The emotional content of the movie is immediately proven more serious than the Shaw Scope company logo at the start promises.

Deep down, we know that The Bride won’t die. The trick is to convincingly test her and put her through hell.


[What do I think of the dialogue between Vernita and the Bride in Vernita’s kitchen?]
[What are the stakes of the movie?]


Vernita introducing her daughter to the Bride is – in a way – equivalent to Christopher Walken handing over the Gold Watch in Pulp Fiction: adults with horrible backstories talking to kids who don’t really understand what’s going on.


The slow song over the opening credits (‘My Baby Shot Me Down’) adjusts our tempo and expectations. It primes us for a long movie.

The knife fight with Vernita Green and the fight with Elle Driver in Budd’s trailer are equivalent in terms of action and intensity. I’d have expected the later fight to build more.

When The Bride crosses Vernita Green off her death list, we know what the rest of the film is about, “How did she kill O-Ren Ishii?”. This is a powerful question with a lot of twists and turns. It sustained my interest for the whole of KB1.

Because of the flashback structure that Kill Bill uses, we are constantly being reminded that The Bride won’t die. After a while, then, that stops being the stakes of the movie.

(More, later)


Anonymous said...

Yeah - I really dig that water clock filling / empty sound too ! I do think that the first movie is better than the second though. I did miss the insane amounts of killing and blood.

hix said...

Yeah, but Chris pointed out to me that the violence becomes more psychological in KB2. Specifically, I'm talking about being buried alive and the last hour with Bill, where he knows Beatrix is going to try and kill him no matter what he does, so he tries to destabilise her, throw her off balance and destroy her self-image under the guise of a 'frank and honest conversation'.

OTOH, in KB2 The Bride pulls out someone's eye and squishes it under her toe.
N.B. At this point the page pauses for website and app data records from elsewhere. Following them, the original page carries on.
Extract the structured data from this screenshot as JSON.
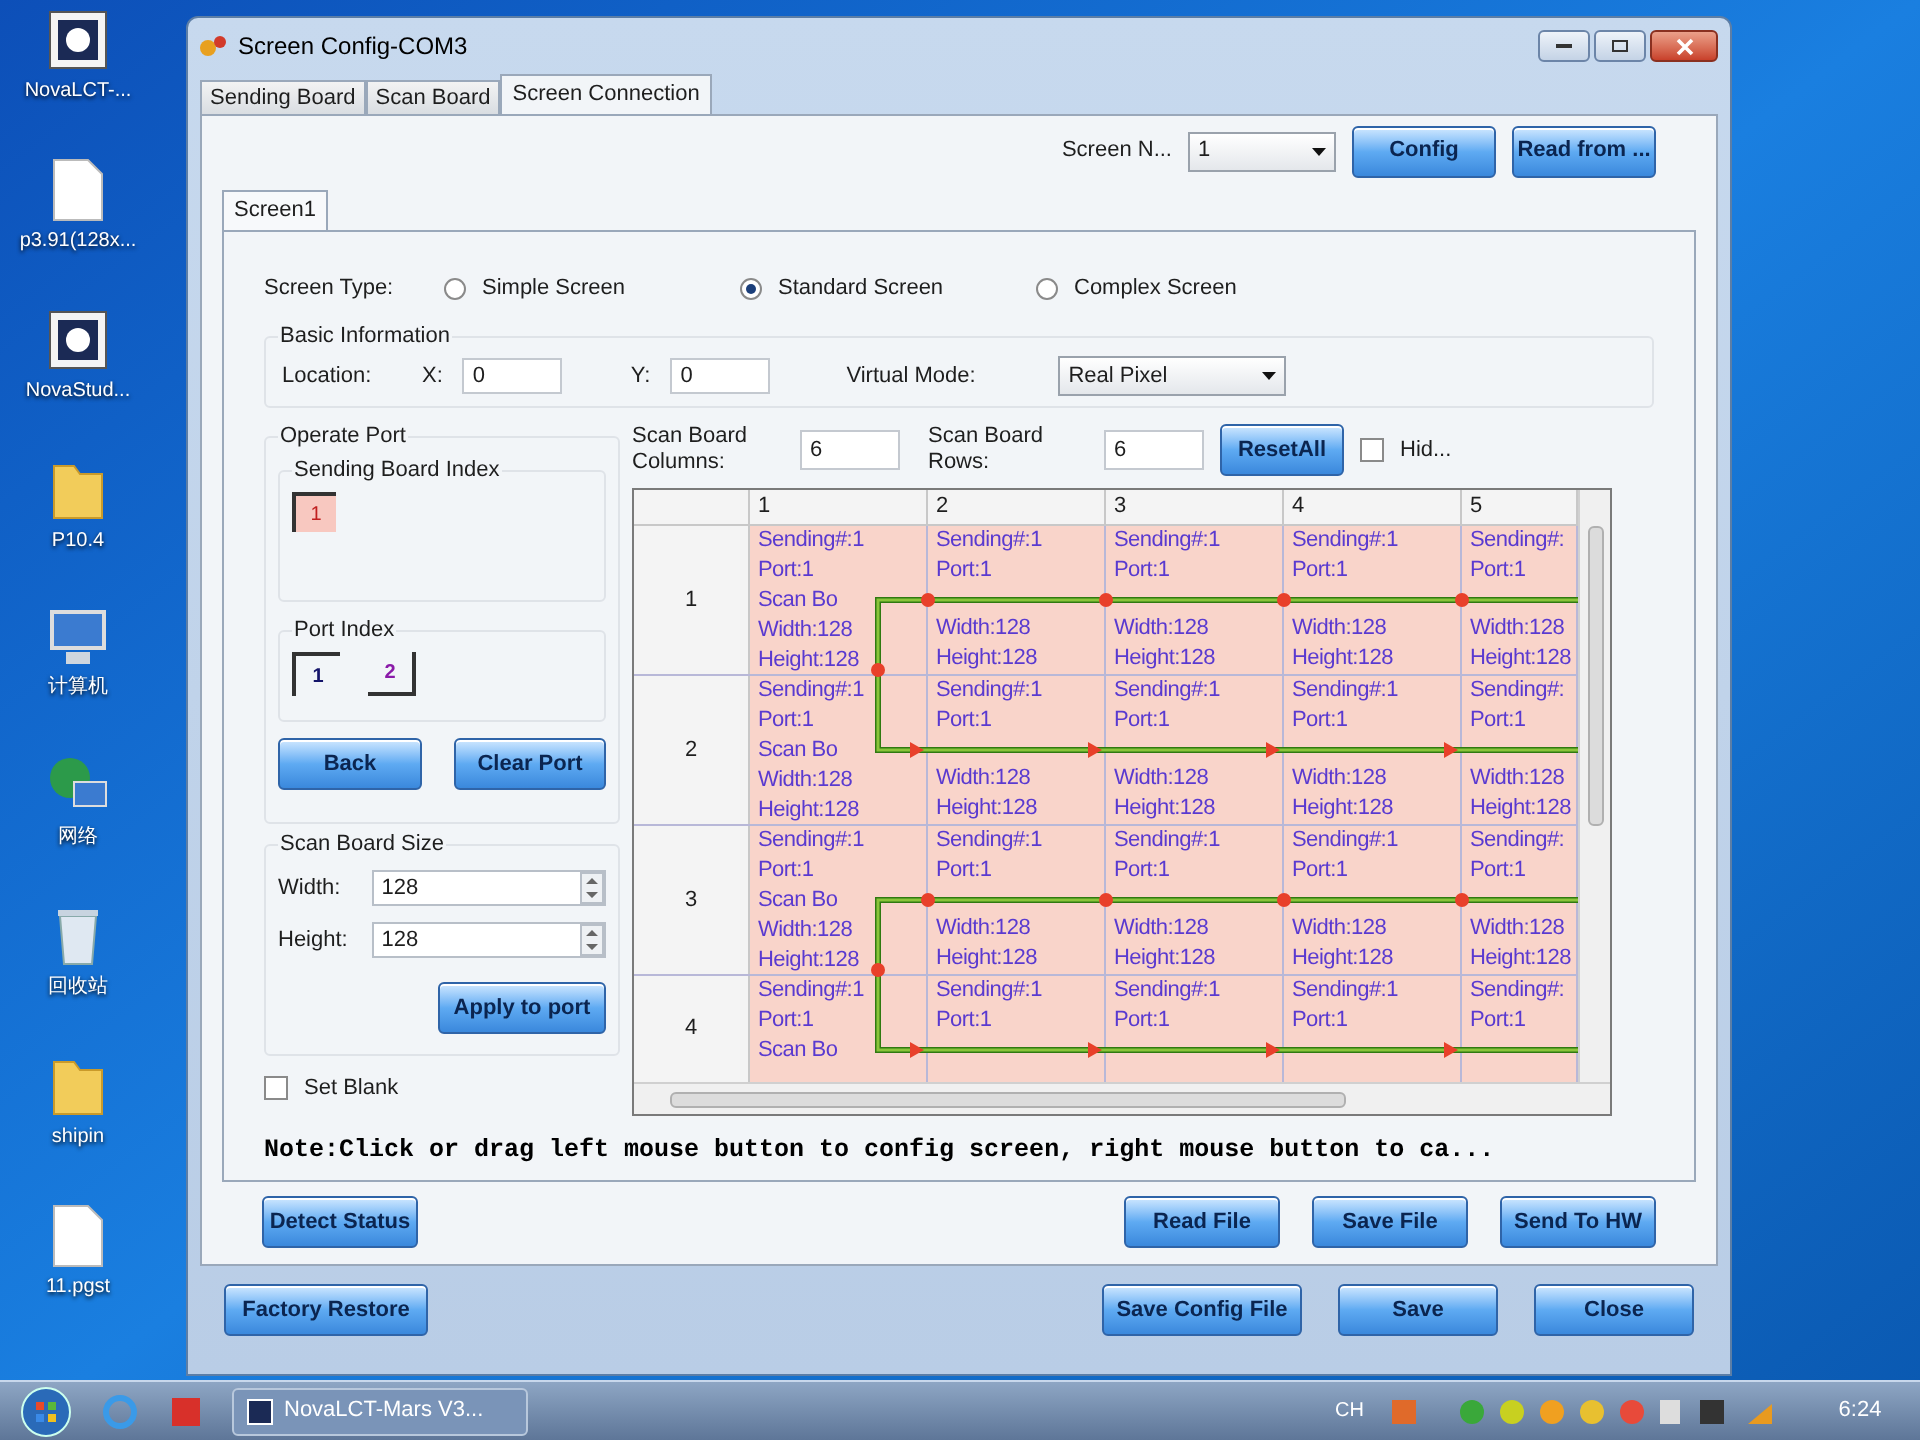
{
  "desktop_icons": [
    {
      "label": "NovaLCT-...",
      "kind": "app"
    },
    {
      "label": "p3.91(128x...",
      "kind": "document"
    },
    {
      "label": "NovaStud...",
      "kind": "app"
    },
    {
      "label": "P10.4",
      "kind": "folder"
    },
    {
      "label": "计算机",
      "kind": "computer"
    },
    {
      "label": "网络",
      "kind": "network"
    },
    {
      "label": "回收站",
      "kind": "recycle"
    },
    {
      "label": "shipin",
      "kind": "folder"
    },
    {
      "label": "11.pgst",
      "kind": "document"
    }
  ],
  "window": {
    "title": "Screen Config-COM3"
  },
  "tabs": [
    {
      "label": "Sending Board",
      "selected": false
    },
    {
      "label": "Scan Board",
      "selected": false
    },
    {
      "label": "Screen Connection",
      "selected": true
    }
  ],
  "screen_selector": {
    "label": "Screen N...",
    "value": "1"
  },
  "top_buttons": [
    "Config",
    "Read from ..."
  ],
  "screen_tabs": [
    {
      "label": "Screen1",
      "selected": true
    }
  ],
  "screen_type": {
    "label": "Screen Type:",
    "options": [
      {
        "label": "Simple Screen",
        "selected": false
      },
      {
        "label": "Standard Screen",
        "selected": true
      },
      {
        "label": "Complex Screen",
        "selected": false
      }
    ]
  },
  "basic_information": {
    "title": "Basic Information",
    "location_label": "Location:",
    "x_label": "X:",
    "x_value": "0",
    "y_label": "Y:",
    "y_value": "0",
    "virtual_mode_label": "Virtual Mode:",
    "virtual_mode_value": "Real Pixel"
  },
  "operate_port": {
    "title": "Operate Port",
    "sending_board_index": {
      "title": "Sending Board Index",
      "items": [
        {
          "label": "1",
          "selected": true
        }
      ]
    },
    "port_index": {
      "title": "Port Index",
      "items": [
        {
          "label": "1",
          "selected": true
        },
        {
          "label": "2",
          "selected": false
        }
      ]
    },
    "buttons": [
      "Back",
      "Clear Port"
    ]
  },
  "scan_board_size": {
    "title": "Scan Board Size",
    "width_label": "Width:",
    "width_value": "128",
    "height_label": "Height:",
    "height_value": "128",
    "button": "Apply to port"
  },
  "set_blank": {
    "label": "Set Blank",
    "checked": false
  },
  "scan_board_columns": {
    "label": "Scan Board Columns:",
    "value": "6"
  },
  "scan_board_rows": {
    "label": "Scan Board Rows:",
    "value": "6"
  },
  "reset_button": "ResetAll",
  "hide": {
    "label": "Hid...",
    "checked": false
  },
  "grid": {
    "columns": [
      "1",
      "2",
      "3",
      "4",
      "5"
    ],
    "rows": [
      {
        "label": "1",
        "cells": [
          {
            "top": [
              "Sending#:1",
              "Port:1"
            ],
            "scan": "Scan Bo",
            "bottom": [
              "Width:128",
              "Height:128"
            ]
          },
          {
            "top": [
              "Sending#:1",
              "Port:1"
            ],
            "bottom": [
              "Width:128",
              "Height:128"
            ]
          },
          {
            "top": [
              "Sending#:1",
              "Port:1"
            ],
            "bottom": [
              "Width:128",
              "Height:128"
            ]
          },
          {
            "top": [
              "Sending#:1",
              "Port:1"
            ],
            "bottom": [
              "Width:128",
              "Height:128"
            ]
          },
          {
            "top": [
              "Sending#:",
              "Port:1"
            ],
            "bottom": [
              "Width:128",
              "Height:128"
            ]
          }
        ]
      },
      {
        "label": "2",
        "cells": [
          {
            "top": [
              "Sending#:1",
              "Port:1"
            ],
            "scan": "Scan Bo",
            "bottom": [
              "Width:128",
              "Height:128"
            ]
          },
          {
            "top": [
              "Sending#:1",
              "Port:1"
            ],
            "bottom": [
              "Width:128",
              "Height:128"
            ]
          },
          {
            "top": [
              "Sending#:1",
              "Port:1"
            ],
            "bottom": [
              "Width:128",
              "Height:128"
            ]
          },
          {
            "top": [
              "Sending#:1",
              "Port:1"
            ],
            "bottom": [
              "Width:128",
              "Height:128"
            ]
          },
          {
            "top": [
              "Sending#:",
              "Port:1"
            ],
            "bottom": [
              "Width:128",
              "Height:128"
            ]
          }
        ]
      },
      {
        "label": "3",
        "cells": [
          {
            "top": [
              "Sending#:1",
              "Port:1"
            ],
            "scan": "Scan Bo",
            "bottom": [
              "Width:128",
              "Height:128"
            ]
          },
          {
            "top": [
              "Sending#:1",
              "Port:1"
            ],
            "bottom": [
              "Width:128",
              "Height:128"
            ]
          },
          {
            "top": [
              "Sending#:1",
              "Port:1"
            ],
            "bottom": [
              "Width:128",
              "Height:128"
            ]
          },
          {
            "top": [
              "Sending#:1",
              "Port:1"
            ],
            "bottom": [
              "Width:128",
              "Height:128"
            ]
          },
          {
            "top": [
              "Sending#:",
              "Port:1"
            ],
            "bottom": [
              "Width:128",
              "Height:128"
            ]
          }
        ]
      },
      {
        "label": "4",
        "cells": [
          {
            "top": [
              "Sending#:1",
              "Port:1"
            ],
            "scan": "Scan Bo"
          },
          {
            "top": [
              "Sending#:1",
              "Port:1"
            ]
          },
          {
            "top": [
              "Sending#:1",
              "Port:1"
            ]
          },
          {
            "top": [
              "Sending#:1",
              "Port:1"
            ]
          },
          {
            "top": [
              "Sending#:",
              "Port:1"
            ]
          }
        ]
      }
    ]
  },
  "note": "Note:Click or drag left mouse button to config screen, right mouse button to ca...",
  "panel_buttons": {
    "left": [
      "Detect Status"
    ],
    "right": [
      "Read File",
      "Save File",
      "Send To HW"
    ]
  },
  "footer_buttons": {
    "left": [
      "Factory Restore"
    ],
    "right": [
      "Save Config File",
      "Save",
      "Close"
    ]
  },
  "taskbar": {
    "tasks": [
      {
        "label": "NovaLCT-Mars V3..."
      }
    ],
    "tray_language": "CH",
    "clock": "6:24"
  }
}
Ick.

No, ... super-ick.

Anonymous said...

OOhhhhhh yeah. The eye thing. I think I made myself forget that.
I have a low tolerance for eye violence.
Very low in fact.
Ok - NO tolerance !

Yeah - and the buried alive thing WAS very disturbing.

But I still prefered the action of the first one.